Key bit of advice: do not allow yourself to leave Sofia before you have entered (at least) one of its many banicharnitsa (баничарница) and tried (at least) one piece of banitsa (баница). If you don’t, you will regret it.
Okay, but what is banitsa? Banitsa is one of Bulgaria’s most traditional types of food. It looks a bit like a pie, but it’s made using filo pastry. In its regular version it’s filled with a mixture of whisked eggs and cheese, but it also comes in other shapes and with less standard fillings, like spinach or pumpkin.
Banitsa can be eaten hot or cold anytime during the day: it’s always, invariably yummy.
Needless to say, there are countless banitsa places in Sofia. We were wandering about the centre, when we walked past a tiny one on Solunska St. (ул. Солунска), just off Vitosha St. and not far from the Palace of Justice. We were hungry, so we stopped by without thinking twice.
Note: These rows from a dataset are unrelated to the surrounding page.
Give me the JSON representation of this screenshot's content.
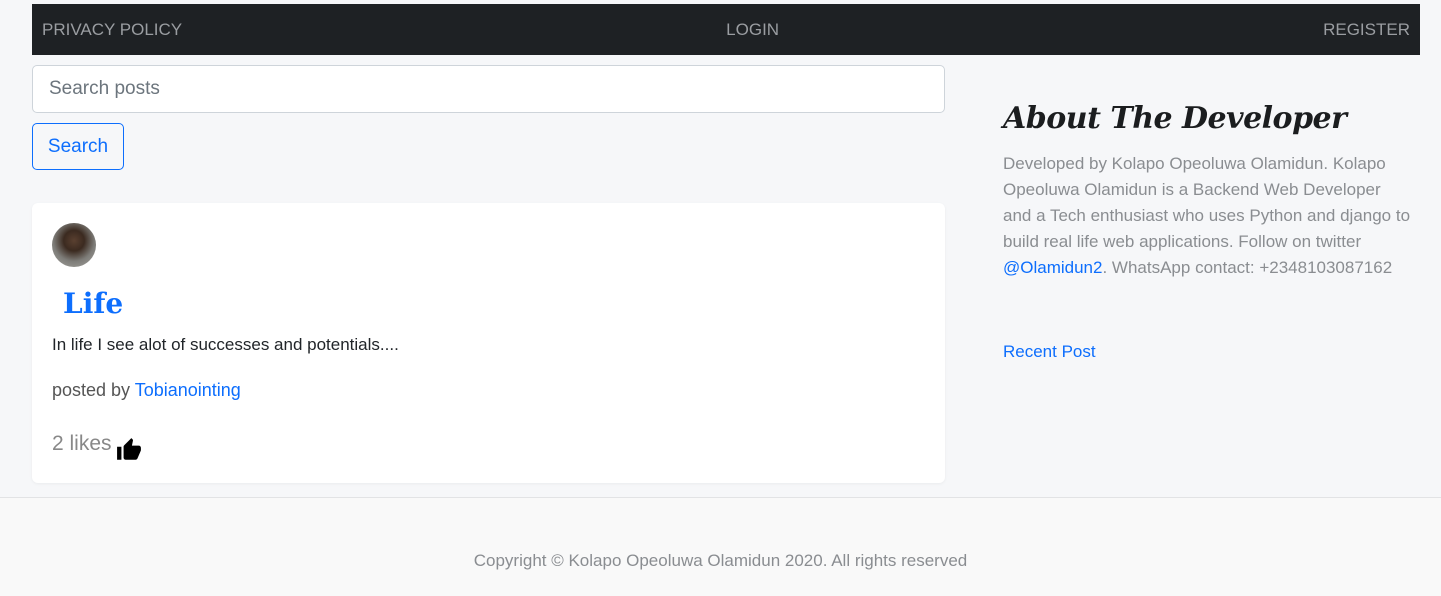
{
  "navbar": {
    "privacy_label": "PRIVACY POLICY",
    "login_label": "LOGIN",
    "register_label": "REGISTER"
  },
  "search": {
    "placeholder": "Search posts",
    "button_label": "Search"
  },
  "post": {
    "title": "Life",
    "excerpt": "In life I see alot of successes and potentials....",
    "posted_by_prefix": "posted by ",
    "author": "Tobianointing",
    "likes": "2 likes",
    "like_icon": "thumbs-up-icon"
  },
  "sidebar": {
    "about_title": "About The Developer",
    "about_text": "Developed by Kolapo Opeoluwa Olamidun. Kolapo Opeoluwa Olamidun is a Backend Web Developer and a Tech enthusiast who uses Python and django to build real life web applications. Follow on twitter ",
    "twitter_handle": "@Olamidun2",
    "about_text_after": ". WhatsApp contact: +2348103087162",
    "recent_post_label": "Recent Post"
  },
  "footer": {
    "copyright": "Copyright © Kolapo Opeoluwa Olamidun 2020. All rights reserved"
  },
  "colors": {
    "navbar_bg": "#1e2124",
    "link_blue": "#0d6efd",
    "page_bg": "#f6f7f9"
  }
}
The place is really small with only a few chairs, as people probably buy one or more pieces to go more often than to stay in. The counter, though, displays a wide range of banitsa options that will make you want to try them all. Which I did (almost) literally: my friends ordered different types, I tried all of them and, well, I wouldn’t know which one to recommend. I mean, definitely try the traditional banitsa for sure, but also maybe pick a second flavour…!
I’m sorry I can’t give more detailed directions on how to reach the banitsa place I went to. That said, there are so many banicharnitsa in the city that you will easily find one (or more) on your way, and you won’t be disappointed!
Izbata Tavern (Механа Избата)
Here you can’t go wrong: it doesn’t get more Bulgarian than this.
Izbata Tavern is a traditional restaurant in the heart of Sofia, and a very popular one, amongst tourists as well as locals.
The interiors will take you back to what the restaurant website describes as ‘the spirit of the [sic] Bulgarian tradition, of the authentic Bulgarian cuisine and style’.
The menu includes dishes with evocative names like ‘Thracian salad’ and ‘The Old Izba satch’. If you want something truly authentic, focus on the ‘Main dishes’ section of the menu. My friends ordered ‘homemade cabbage dolmas’, rolls made from cabbage leaf filled with minced pork and spices. Others chose the ‘vine-leaf dolmas’, i.e. the meatless, vegetarian version of the standard dish.
I went for the rice with porcini mushrooms and cheese, which was super flavoury.
If you’re not yet full then, let yourself be tempted by the dessert section of the menu. After which, you can still wash everything away with a glass of rakia, popular fruit brandy that can rightfully be considered Bulgaria’s national drink!